# PROBLEM DESCRIPTION
A faithful copy is required. Print each line of the data exactly and omit the pictures.

● ● ● ● ●

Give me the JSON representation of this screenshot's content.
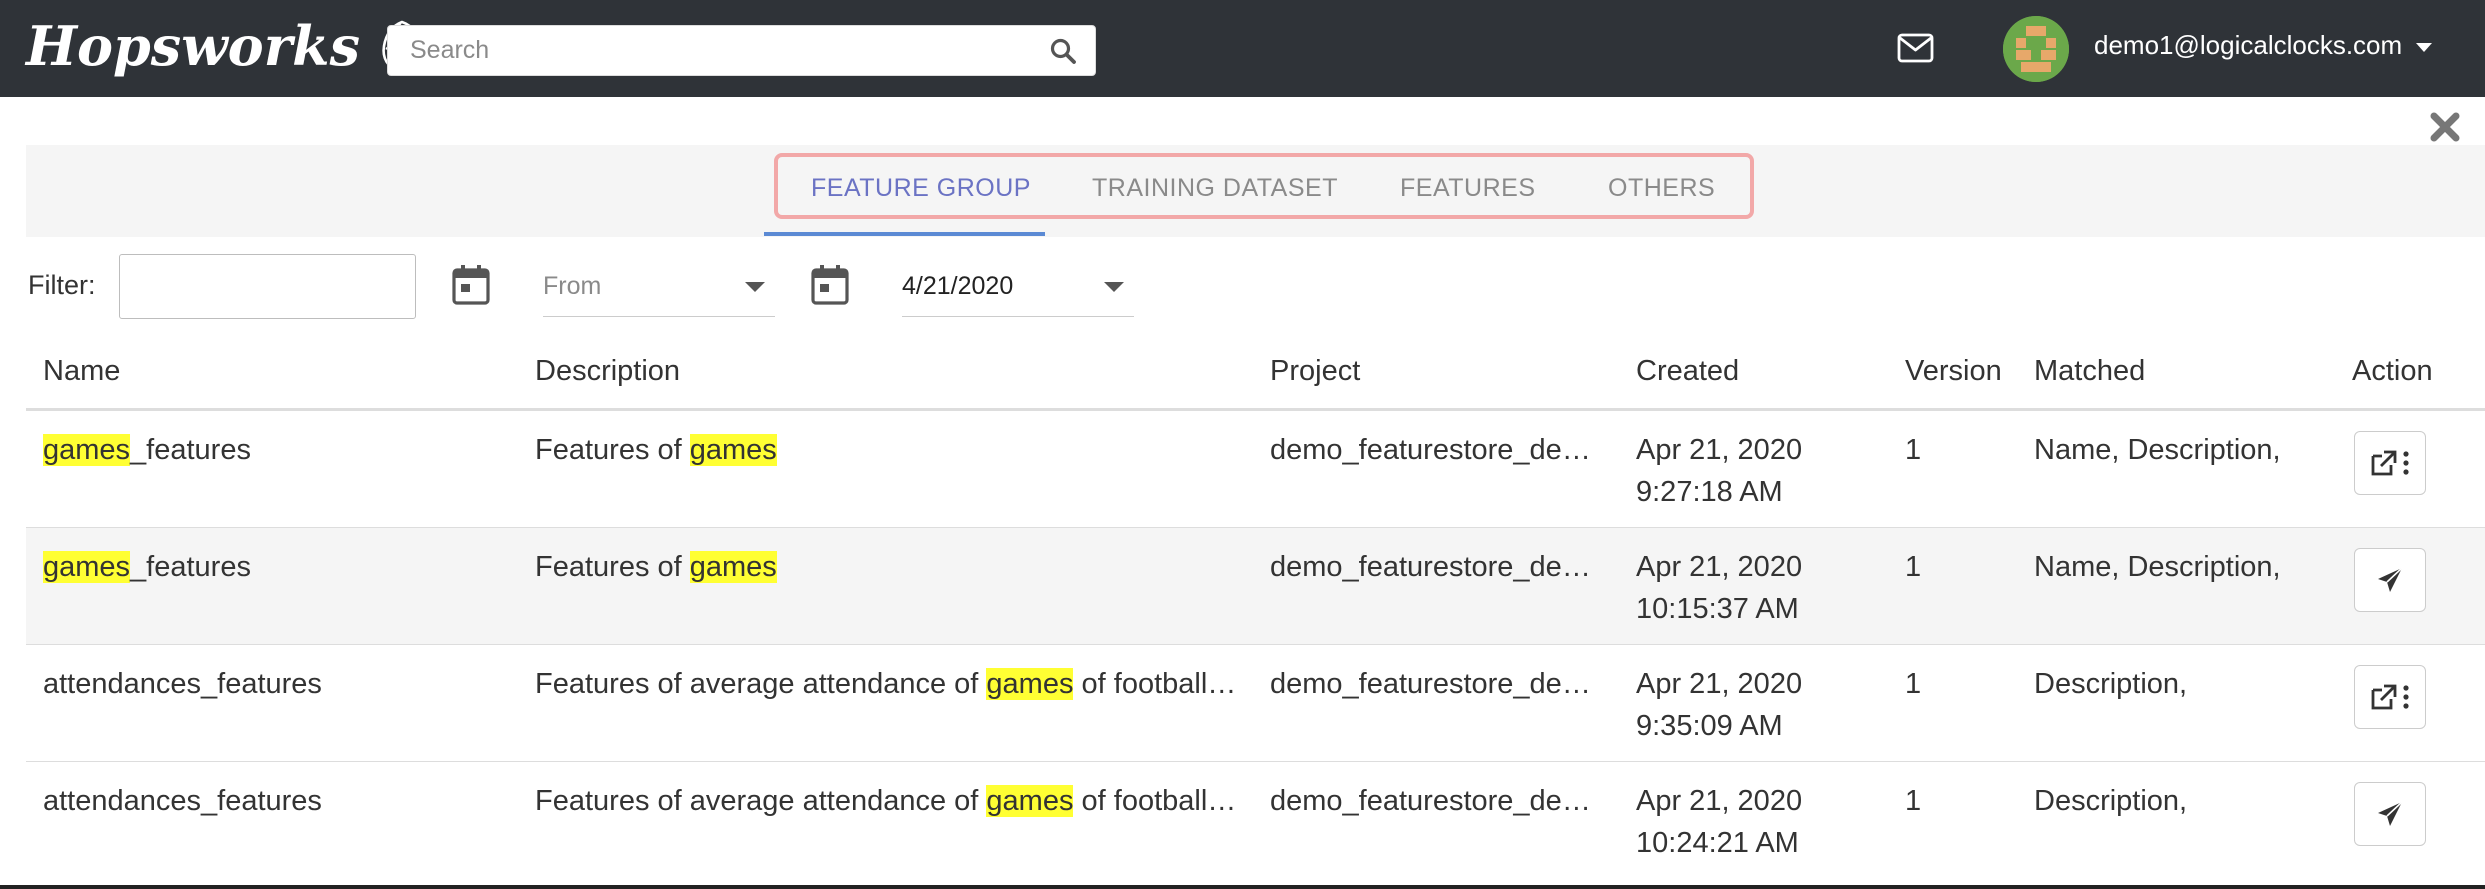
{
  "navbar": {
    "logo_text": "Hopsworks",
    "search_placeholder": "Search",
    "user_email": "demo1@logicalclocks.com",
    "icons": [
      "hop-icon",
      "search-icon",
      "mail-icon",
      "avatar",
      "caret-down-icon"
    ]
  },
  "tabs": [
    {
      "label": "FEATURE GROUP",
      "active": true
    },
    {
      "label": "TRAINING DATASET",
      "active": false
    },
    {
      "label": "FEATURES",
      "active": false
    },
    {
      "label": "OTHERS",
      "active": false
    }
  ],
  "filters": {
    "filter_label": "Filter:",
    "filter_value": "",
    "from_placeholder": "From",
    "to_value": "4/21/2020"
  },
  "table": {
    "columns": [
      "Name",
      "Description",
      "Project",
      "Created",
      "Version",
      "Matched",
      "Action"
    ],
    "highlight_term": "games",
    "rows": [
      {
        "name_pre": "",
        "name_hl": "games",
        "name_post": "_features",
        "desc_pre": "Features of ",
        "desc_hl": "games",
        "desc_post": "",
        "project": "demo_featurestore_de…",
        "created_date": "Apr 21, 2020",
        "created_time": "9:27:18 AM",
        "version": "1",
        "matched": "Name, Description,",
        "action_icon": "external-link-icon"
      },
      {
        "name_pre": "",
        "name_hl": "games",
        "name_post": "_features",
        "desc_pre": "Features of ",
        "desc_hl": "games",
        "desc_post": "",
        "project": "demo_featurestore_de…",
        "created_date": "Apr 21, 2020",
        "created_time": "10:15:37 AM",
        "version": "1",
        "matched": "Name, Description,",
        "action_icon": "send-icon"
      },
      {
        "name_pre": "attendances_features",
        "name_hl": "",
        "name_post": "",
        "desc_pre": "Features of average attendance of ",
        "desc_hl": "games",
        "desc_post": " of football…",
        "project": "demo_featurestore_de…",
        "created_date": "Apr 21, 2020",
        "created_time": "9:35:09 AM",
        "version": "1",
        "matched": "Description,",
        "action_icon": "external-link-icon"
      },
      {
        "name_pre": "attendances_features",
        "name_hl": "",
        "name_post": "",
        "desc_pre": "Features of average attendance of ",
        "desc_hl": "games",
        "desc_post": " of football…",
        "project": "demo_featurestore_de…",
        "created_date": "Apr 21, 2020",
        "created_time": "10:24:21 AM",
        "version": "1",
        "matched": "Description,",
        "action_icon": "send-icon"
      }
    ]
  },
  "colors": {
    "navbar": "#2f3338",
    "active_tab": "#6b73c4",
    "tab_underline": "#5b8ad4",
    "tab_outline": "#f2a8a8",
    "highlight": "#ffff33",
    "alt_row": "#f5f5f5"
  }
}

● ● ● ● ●

# ANSWER
Give me the JSON representation of this screenshot's content.
{
  "navbar": {
    "logo_text": "Hopsworks",
    "search_placeholder": "Search",
    "user_email": "demo1@logicalclocks.com",
    "icons": [
      "hop-icon",
      "search-icon",
      "mail-icon",
      "avatar",
      "caret-down-icon"
    ]
  },
  "tabs": [
    {
      "label": "FEATURE GROUP",
      "active": true
    },
    {
      "label": "TRAINING DATASET",
      "active": false
    },
    {
      "label": "FEATURES",
      "active": false
    },
    {
      "label": "OTHERS",
      "active": false
    }
  ],
  "filters": {
    "filter_label": "Filter:",
    "filter_value": "",
    "from_placeholder": "From",
    "to_value": "4/21/2020"
  },
  "table": {
    "columns": [
      "Name",
      "Description",
      "Project",
      "Created",
      "Version",
      "Matched",
      "Action"
    ],
    "highlight_term": "games",
    "rows": [
      {
        "name_pre": "",
        "name_hl": "games",
        "name_post": "_features",
        "desc_pre": "Features of ",
        "desc_hl": "games",
        "desc_post": "",
        "project": "demo_featurestore_de…",
        "created_date": "Apr 21, 2020",
        "created_time": "9:27:18 AM",
        "version": "1",
        "matched": "Name, Description,",
        "action_icon": "external-link-icon"
      },
      {
        "name_pre": "",
        "name_hl": "games",
        "name_post": "_features",
        "desc_pre": "Features of ",
        "desc_hl": "games",
        "desc_post": "",
        "project": "demo_featurestore_de…",
        "created_date": "Apr 21, 2020",
        "created_time": "10:15:37 AM",
        "version": "1",
        "matched": "Name, Description,",
        "action_icon": "send-icon"
      },
      {
        "name_pre": "attendances_features",
        "name_hl": "",
        "name_post": "",
        "desc_pre": "Features of average attendance of ",
        "desc_hl": "games",
        "desc_post": " of football…",
        "project": "demo_featurestore_de…",
        "created_date": "Apr 21, 2020",
        "created_time": "9:35:09 AM",
        "version": "1",
        "matched": "Description,",
        "action_icon": "external-link-icon"
      },
      {
        "name_pre": "attendances_features",
        "name_hl": "",
        "name_post": "",
        "desc_pre": "Features of average attendance of ",
        "desc_hl": "games",
        "desc_post": " of football…",
        "project": "demo_featurestore_de…",
        "created_date": "Apr 21, 2020",
        "created_time": "10:24:21 AM",
        "version": "1",
        "matched": "Description,",
        "action_icon": "send-icon"
      }
    ]
  },
  "colors": {
    "navbar": "#2f3338",
    "active_tab": "#6b73c4",
    "tab_underline": "#5b8ad4",
    "tab_outline": "#f2a8a8",
    "highlight": "#ffff33",
    "alt_row": "#f5f5f5"
  }
}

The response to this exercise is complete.